Airborne RED HORSE
Joint operations are not a new concept here. It’s a way of life for many units on base. But for a new breed of Air Force joint operators, this week’s Joint Forced Entry Exercise was a chance to get off the ground -- literally.
The Airmen are part of Rapid Engineer Deployable Heavy Operational Repair Squadron Engineer units, better known as Red Horse. They are from Nellis Air Force Base, Nev., Hurlburt Field, Fla., and Langley AFB, Va. Their task is to quickly assess and repair runways. But unlike other Red Horse teams, these Airmen parachute into the fight with the Army.
The airborne Red Horse team’s objectives during the joint exercise are to participate in an airfield seizure with Soldiers from the 82nd Airborne Division at Fort Bragg, N.C., and then clear and repair the airfield alongside Army engineers. Their work will prepare the way for C-17 Globemaster IIIs to land, bringing in support and supplies to operate the air base.
The exercise is a model of what the airborne Red Horse teams will be doing in the near future.

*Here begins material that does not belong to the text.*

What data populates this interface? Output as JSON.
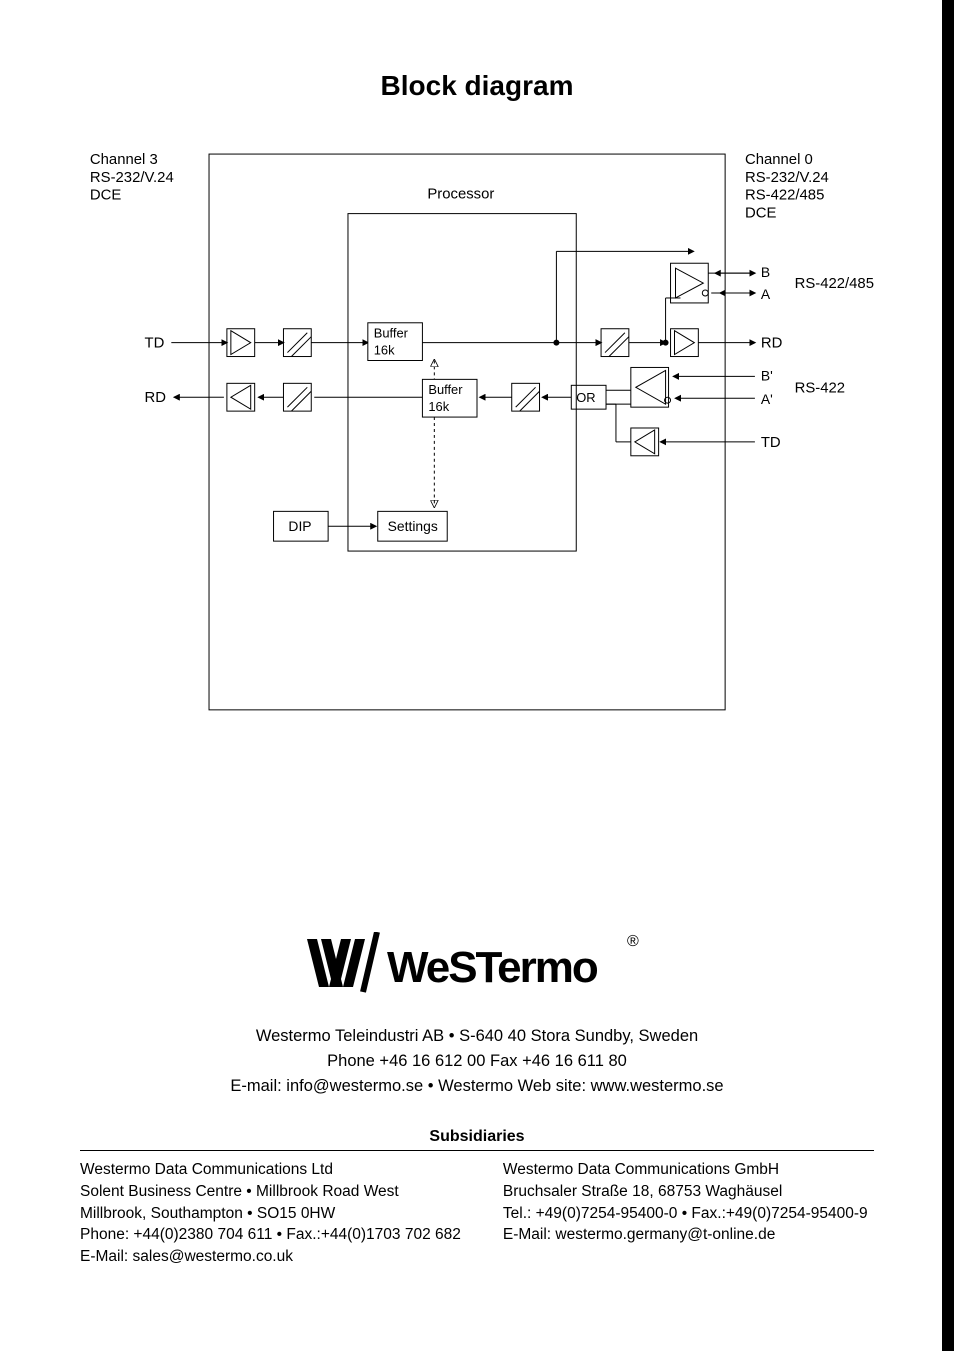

“These guys would be at the point of the spear,” said Maj. Kevin Brown, chief of engineering for the Army’s 82nd Airborne Division. “When they parachute in, they don’t have the luxury of having the security police or having other assets that are normally associated with a developed airfield. They are going out into the woods, into an undeveloped or remote airfield, and basically relying on their own survivability and field craft skills along with their technical engineering skills to get the runway going."
Red Horse units activated in 1966 during the Vietnam War when Secretary of Defense Robert McNamara asked the Air Force to develop its own combat construction team.
They are trained to be a self-sustaining force in remote, bare-bones and possibly high-threat environments at any time, in any place and with any branch of the military. Their specialty is runway and ramp construction, maintenance and repair.
Thanks to the team's flexible nature, they can fill virtually all bae civil engineer roles. Previous tasks have included renovating living quarters at former Taliban bases in Afghanistan, building fire stations and hangars, rewiring air traffic control towers, building laundry facilities and even paving basketball courts.
Red Horse's flexibility and diversity have made them a natural choice for the new concept of airborne civil engineers.
The airborne RED HORSE was stimulated by the vision of the Chief of Staff, Gen. John Jumper, based on his experiences in U.S. Air Forces in Europe, and three teams were established in 2002.
Airborne RED HORSE teams are significantly different than the rest of traditional RED HORSE combat engineer squadrons in that members are airborne qualified and use much lighter specialized equipment. ARH team members also attend a 13-day Army Air Assault course to learn how to sling-load their equipment and rappel from helicopters.
ARH teams take 21 traditional RED HORSE members and augment them with six firefighters, six explosive ordnance disposal technicians, two chemical and biological readiness experts, and security forces personnel, as needed.
The men and women who make up an ARH team volunteer from within the traditional units and have to be physically qualified.
While the program has been developing over the past few years, the Airmen have been training. They have attended the airborne school at Fort Benning, Ga., and have been learning the tactical skills needed for them to be ready to work alongside their Army counterparts.
“How many guys in the Air Force get to do this?” asked Staff Sgt. Mark Gostomski, 99th Civil Engineer Squadron, one of the 33 Airmen participating in the exercise.
“The Air Force brings a wealth of experience and knowledge in airfield repair and airfield construction. We also have a wealth of tactical knowledge, so we’re basically melding the two into a joint collaboration of effort,” Major Brown said.
The idea is not to take over any of the jobs the Army already has within their units, but to augment those units with Air Force specialties.
“They are configured to do a rapid assessment and repair of a runway,” said Capt. Brent Legreid, airborne Red Horse project manager. “In addition to that, because they’ve got plumbers, electricians, and others, they can also do a good assessment of the facilities on the base or in the local area to determine if the infrastructure is there to support bigger follow-on forces. That is something that the Army doesn’t have integrated into their airborne corps.”
Although the Airmen said the differences between the Air Force and Army cultures can make working together a challenge, they also said the outcome is well worth it.
“It’s a groundbreaking opportunity to see where the Air Force is going,” said Staff Sgt. Thomas Cooper, 823rd Security Forces Squadron. “They’ve been really receptive to us. We’re stepping up to show what we’re capable of and to show that we can make their load lighter.”